* _PROBLEM_
Would you give all of the records again, exactly as they read?

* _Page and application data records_
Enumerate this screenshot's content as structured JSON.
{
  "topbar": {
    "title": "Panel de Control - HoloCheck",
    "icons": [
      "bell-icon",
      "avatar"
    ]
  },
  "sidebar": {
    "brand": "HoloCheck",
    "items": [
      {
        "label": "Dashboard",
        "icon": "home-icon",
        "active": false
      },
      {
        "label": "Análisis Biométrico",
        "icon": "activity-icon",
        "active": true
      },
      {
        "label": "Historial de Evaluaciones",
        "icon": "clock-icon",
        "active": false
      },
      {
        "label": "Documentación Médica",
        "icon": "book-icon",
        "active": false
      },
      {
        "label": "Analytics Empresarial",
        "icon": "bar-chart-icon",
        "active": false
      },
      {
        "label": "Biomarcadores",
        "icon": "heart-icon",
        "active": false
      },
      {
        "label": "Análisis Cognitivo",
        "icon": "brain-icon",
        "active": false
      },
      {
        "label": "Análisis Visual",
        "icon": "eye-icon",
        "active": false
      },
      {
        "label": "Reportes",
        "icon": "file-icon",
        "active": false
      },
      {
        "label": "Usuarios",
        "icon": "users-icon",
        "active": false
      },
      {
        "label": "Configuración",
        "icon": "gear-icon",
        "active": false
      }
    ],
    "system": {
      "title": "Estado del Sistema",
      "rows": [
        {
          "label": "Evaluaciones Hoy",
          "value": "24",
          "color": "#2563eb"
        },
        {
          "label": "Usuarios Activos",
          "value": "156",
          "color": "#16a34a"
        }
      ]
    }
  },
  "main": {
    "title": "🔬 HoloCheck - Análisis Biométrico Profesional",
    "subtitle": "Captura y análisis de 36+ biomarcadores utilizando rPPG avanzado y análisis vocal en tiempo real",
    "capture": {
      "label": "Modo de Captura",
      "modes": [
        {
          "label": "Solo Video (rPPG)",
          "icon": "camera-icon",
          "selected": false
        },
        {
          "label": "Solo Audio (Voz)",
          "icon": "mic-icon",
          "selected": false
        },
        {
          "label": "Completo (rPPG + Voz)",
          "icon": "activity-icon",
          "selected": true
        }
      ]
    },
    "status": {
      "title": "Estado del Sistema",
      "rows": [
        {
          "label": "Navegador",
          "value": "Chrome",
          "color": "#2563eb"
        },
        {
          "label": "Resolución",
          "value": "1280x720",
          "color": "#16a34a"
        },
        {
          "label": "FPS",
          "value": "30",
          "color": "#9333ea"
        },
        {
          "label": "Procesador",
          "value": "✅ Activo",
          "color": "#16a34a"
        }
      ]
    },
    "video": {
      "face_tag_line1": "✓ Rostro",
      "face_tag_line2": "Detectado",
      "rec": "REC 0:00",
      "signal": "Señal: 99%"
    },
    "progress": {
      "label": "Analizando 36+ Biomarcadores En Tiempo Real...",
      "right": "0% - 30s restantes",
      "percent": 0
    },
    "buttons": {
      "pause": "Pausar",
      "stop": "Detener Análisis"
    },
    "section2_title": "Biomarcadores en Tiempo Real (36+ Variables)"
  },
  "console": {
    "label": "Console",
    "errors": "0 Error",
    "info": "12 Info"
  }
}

* _YOUR SOLUTION_
Enumerate this screenshot's content as structured JSON.
{
  "topbar": {
    "title": "Panel de Control - HoloCheck",
    "icons": [
      "bell-icon",
      "avatar"
    ]
  },
  "sidebar": {
    "brand": "HoloCheck",
    "items": [
      {
        "label": "Dashboard",
        "icon": "home-icon",
        "active": false
      },
      {
        "label": "Análisis Biométrico",
        "icon": "activity-icon",
        "active": true
      },
      {
        "label": "Historial de Evaluaciones",
        "icon": "clock-icon",
        "active": false
      },
      {
        "label": "Documentación Médica",
        "icon": "book-icon",
        "active": false
      },
      {
        "label": "Analytics Empresarial",
        "icon": "bar-chart-icon",
        "active": false
      },
      {
        "label": "Biomarcadores",
        "icon": "heart-icon",
        "active": false
      },
      {
        "label": "Análisis Cognitivo",
        "icon": "brain-icon",
        "active": false
      },
      {
        "label": "Análisis Visual",
        "icon": "eye-icon",
        "active": false
      },
      {
        "label": "Reportes",
        "icon": "file-icon",
        "active": false
      },
      {
        "label": "Usuarios",
        "icon": "users-icon",
        "active": false
      },
      {
        "label": "Configuración",
        "icon": "gear-icon",
        "active": false
      }
    ],
    "system": {
      "title": "Estado del Sistema",
      "rows": [
        {
          "label": "Evaluaciones Hoy",
          "value": "24",
          "color": "#2563eb"
        },
        {
          "label": "Usuarios Activos",
          "value": "156",
          "color": "#16a34a"
        }
      ]
    }
  },
  "main": {
    "title": "🔬 HoloCheck - Análisis Biométrico Profesional",
    "subtitle": "Captura y análisis de 36+ biomarcadores utilizando rPPG avanzado y análisis vocal en tiempo real",
    "capture": {
      "label": "Modo de Captura",
      "modes": [
        {
          "label": "Solo Video (rPPG)",
          "icon": "camera-icon",
          "selected": false
        },
        {
          "label": "Solo Audio (Voz)",
          "icon": "mic-icon",
          "selected": false
        },
        {
          "label": "Completo (rPPG + Voz)",
          "icon": "activity-icon",
          "selected": true
        }
      ]
    },
    "status": {
      "title": "Estado del Sistema",
      "rows": [
        {
          "label": "Navegador",
          "value": "Chrome",
          "color": "#2563eb"
        },
        {
          "label": "Resolución",
          "value": "1280x720",
          "color": "#16a34a"
        },
        {
          "label": "FPS",
          "value": "30",
          "color": "#9333ea"
        },
        {
          "label": "Procesador",
          "value": "✅ Activo",
          "color": "#16a34a"
        }
      ]
    },
    "video": {
      "face_tag_line1": "✓ Rostro",
      "face_tag_line2": "Detectado",
      "rec": "REC 0:00",
      "signal": "Señal: 99%"
    },
    "progress": {
      "label": "Analizando 36+ Biomarcadores En Tiempo Real...",
      "right": "0% - 30s restantes",
      "percent": 0
    },
    "buttons": {
      "pause": "Pausar",
      "stop": "Detener Análisis"
    },
    "section2_title": "Biomarcadores en Tiempo Real (36+ Variables)"
  },
  "console": {
    "label": "Console",
    "errors": "0 Error",
    "info": "12 Info"
  }
}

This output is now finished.